Retail executives tend to track sales figures as their most important metric, but in my experience, trying to maximise sales figures alone makes little sense.Read More
Don’t try to increase your sales figures
Retail executives tend to track sales figures as their most important metric, but in my experience, trying to maximise sales figures alone makes little sense. As in sport, focusing on the score won’t work on its own. Only good and consistent practice, combined with a commitment to continually improve skill and technique will deliver the desired results. The scoreboard simply reflects the results achieved in the more mundane variables.
On the retail scoreboard, sales figures for a period emerge from three elementary variables:
- NUMBER OF ACTIVE CUSTOMERS multiplied by
- FREQUENCY OF THEIR PURCHASES multiplied by
- AVERAGE SALE TRANSACTION VALUE giving us
Like in sport, each of these elements needs to be mastered and driven hard if you want to increase the total. The total itself needs to be recognised as a mere aggregate – of interest to accountants but not really important for merchants and those involved in retail operations.
How can a retailer increase the number of active customers, encourage them to buy more frequently, and sell them more every time they make a purchase?
Getting new people to come through the door to look at what you have to offer can be done relatively easily with a good marketing campaign. The real challenge lies in making sure that once you’ve attracted new shoppers they don’t leave the store empty handed, and even more: come back at some stage. Ideally, their experience should also motivate them to tell their family and friends to try you out as well.
To achieve this you need a three-pronged approach:
- Make sure you have stock. Customers usually walk away if you don’t have what you claim to sell. It makes no difference to them whether you don’t just have their size, colour, or the whole style. As a rule of thumb: if in doubt, having too much stock costs less than missing out on a sale. Just make sure you hoard good stock, not obsolescent duds.

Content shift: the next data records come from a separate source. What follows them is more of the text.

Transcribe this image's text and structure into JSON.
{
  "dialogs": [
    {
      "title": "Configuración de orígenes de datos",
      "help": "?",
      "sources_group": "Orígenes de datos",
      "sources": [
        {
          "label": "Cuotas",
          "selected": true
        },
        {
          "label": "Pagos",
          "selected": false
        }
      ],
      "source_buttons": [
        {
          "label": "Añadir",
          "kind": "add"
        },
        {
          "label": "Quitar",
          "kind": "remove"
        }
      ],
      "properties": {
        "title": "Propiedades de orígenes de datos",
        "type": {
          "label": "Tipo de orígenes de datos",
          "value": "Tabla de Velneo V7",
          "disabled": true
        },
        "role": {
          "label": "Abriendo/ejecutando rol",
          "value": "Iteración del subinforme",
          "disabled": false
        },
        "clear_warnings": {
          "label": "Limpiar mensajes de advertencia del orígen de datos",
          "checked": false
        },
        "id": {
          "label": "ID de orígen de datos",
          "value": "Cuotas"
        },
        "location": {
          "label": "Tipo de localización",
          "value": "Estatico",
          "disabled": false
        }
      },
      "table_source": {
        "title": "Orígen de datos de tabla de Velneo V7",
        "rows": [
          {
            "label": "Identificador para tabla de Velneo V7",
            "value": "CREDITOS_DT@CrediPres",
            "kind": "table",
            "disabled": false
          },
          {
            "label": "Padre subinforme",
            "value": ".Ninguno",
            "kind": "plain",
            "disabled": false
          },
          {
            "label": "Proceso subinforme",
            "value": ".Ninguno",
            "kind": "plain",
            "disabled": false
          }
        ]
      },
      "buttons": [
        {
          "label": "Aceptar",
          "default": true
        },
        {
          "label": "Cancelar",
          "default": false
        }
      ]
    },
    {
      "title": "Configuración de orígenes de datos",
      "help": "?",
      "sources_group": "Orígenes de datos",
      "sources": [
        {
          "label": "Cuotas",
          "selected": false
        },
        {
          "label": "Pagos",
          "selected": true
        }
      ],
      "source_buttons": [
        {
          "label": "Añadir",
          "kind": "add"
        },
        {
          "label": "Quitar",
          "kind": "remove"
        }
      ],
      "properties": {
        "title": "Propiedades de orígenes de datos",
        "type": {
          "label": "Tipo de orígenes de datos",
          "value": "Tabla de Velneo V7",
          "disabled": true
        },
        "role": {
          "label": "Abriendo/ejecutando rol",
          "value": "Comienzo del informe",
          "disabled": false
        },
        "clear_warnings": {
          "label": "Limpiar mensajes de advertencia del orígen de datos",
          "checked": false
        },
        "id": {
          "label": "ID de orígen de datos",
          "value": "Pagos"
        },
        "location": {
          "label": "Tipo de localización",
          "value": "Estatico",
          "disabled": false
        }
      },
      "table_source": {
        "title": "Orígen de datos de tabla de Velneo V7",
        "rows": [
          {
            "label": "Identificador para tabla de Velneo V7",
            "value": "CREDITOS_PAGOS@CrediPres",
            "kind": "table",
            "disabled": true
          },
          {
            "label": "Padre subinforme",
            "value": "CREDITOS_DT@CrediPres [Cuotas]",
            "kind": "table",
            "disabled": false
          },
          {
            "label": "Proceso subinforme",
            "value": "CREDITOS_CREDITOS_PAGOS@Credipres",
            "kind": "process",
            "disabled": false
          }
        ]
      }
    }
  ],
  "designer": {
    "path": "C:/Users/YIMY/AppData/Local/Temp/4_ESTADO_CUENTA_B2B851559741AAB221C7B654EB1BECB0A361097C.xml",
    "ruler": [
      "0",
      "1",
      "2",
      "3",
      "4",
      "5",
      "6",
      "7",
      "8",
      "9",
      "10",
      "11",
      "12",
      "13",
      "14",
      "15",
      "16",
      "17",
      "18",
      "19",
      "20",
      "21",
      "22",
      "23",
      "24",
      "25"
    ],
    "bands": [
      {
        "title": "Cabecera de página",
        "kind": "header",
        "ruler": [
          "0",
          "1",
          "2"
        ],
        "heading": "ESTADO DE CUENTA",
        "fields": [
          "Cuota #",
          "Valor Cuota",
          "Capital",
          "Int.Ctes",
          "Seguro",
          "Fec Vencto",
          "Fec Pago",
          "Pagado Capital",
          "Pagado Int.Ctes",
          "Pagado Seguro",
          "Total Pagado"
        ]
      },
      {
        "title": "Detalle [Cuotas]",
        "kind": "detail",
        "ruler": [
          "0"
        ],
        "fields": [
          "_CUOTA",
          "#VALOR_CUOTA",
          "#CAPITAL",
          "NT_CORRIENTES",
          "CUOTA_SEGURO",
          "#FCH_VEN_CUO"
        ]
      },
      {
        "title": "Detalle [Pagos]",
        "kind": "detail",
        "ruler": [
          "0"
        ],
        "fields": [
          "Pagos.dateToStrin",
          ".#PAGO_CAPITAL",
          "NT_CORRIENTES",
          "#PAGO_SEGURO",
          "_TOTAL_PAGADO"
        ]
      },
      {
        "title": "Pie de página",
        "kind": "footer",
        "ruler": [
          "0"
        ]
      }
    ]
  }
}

- Make sure you stock what people expect to buy from you. Retailers who analyse out-of-stocks routinely do so only in relation to their current range. Such a self-serving measure can be misleading, as customers will still be disappointed if you don’t have what they want – irrespective of whether you failed to replenish it correctly or whether you didn’t range it in the first place. Start by tracking what customers ask for that you don’t range. Also, periodically review your range at a category level to make sure you don’t lose sales by failing to range new or fashionable items.
- Continually train your staff in sales techniques and add-on selling. But also make sure that you employ staff with the right attitude. People with friendly personalities will naturally make your customers feel more welcome and appreciated. This in itself will help add value to each purchase.
Don’t rush to get customers through the door
Resist the urge to boost your sales prematurely i.e. don’t promote your business until you can deliver well. Otherwise, the money you spend will be wasted on attracting people only to disappoint them. Not a good idea.
Getting stock and service quality right needs to happen first, before you ask people to come in and check you out. If you follow this sequence, you will gain lasting value from attracting more customers; a good experience will motivate them to visit your store again.
Once you have a good story to tell, urge them to come
Reaching out to your existing customers will be the easiest. They’ve dealt with you before and just need a legitimate and appealing reason to shop again. New range, attractive promotion, promise of memorable service, enhanced store’s décor – these can all be given as a good reason for another visit.
Customers who have never bought from you fall into two categories. They either have never been to your store or they didn’t find anything they liked. In a sense they deserted you before their first purchase.
Such ‘deserters’ can be attracted back if you admit your past ‘sins’ and show them that things have changed. But, only ask deserters for another chance if you’ve ascertained what the problem was and rectified it, otherwise your results with this group won’t change.
Attracting completely new customers requires an enticement, which must be attractive, to persuade these people to enter unknown territory. Understanding how customers perceive your business and what they want will make all the difference. Surveys and focus groups can help in this space.
Obviously, one of the cheapest and most efficient ways to attract new customers relies on word of mouth, i.e. referrals from existing customers. This requires high customer satisfaction as a standard part of their shopping experience. For the retailer, it’s all about continuing improvement and the pursuit of excellence.
The tail can’t wag the dog
To summarise, I need to restate that retailers should avoid focusing on the end goal of sales figures.
Instead, retailers need to work hard to improve the underlying variables. They need to look to tools such as Net Promoter Score (NPS) and Total Quality Management. The latter will progressively strengthen and enhance their business, while NPS will reveal how successful these efforts have been.
Master the fundamentals – number of customers, how often they visit and how much they spend – and the sales scoreboard will show impressive results. Then you can sit back and enjoy the game.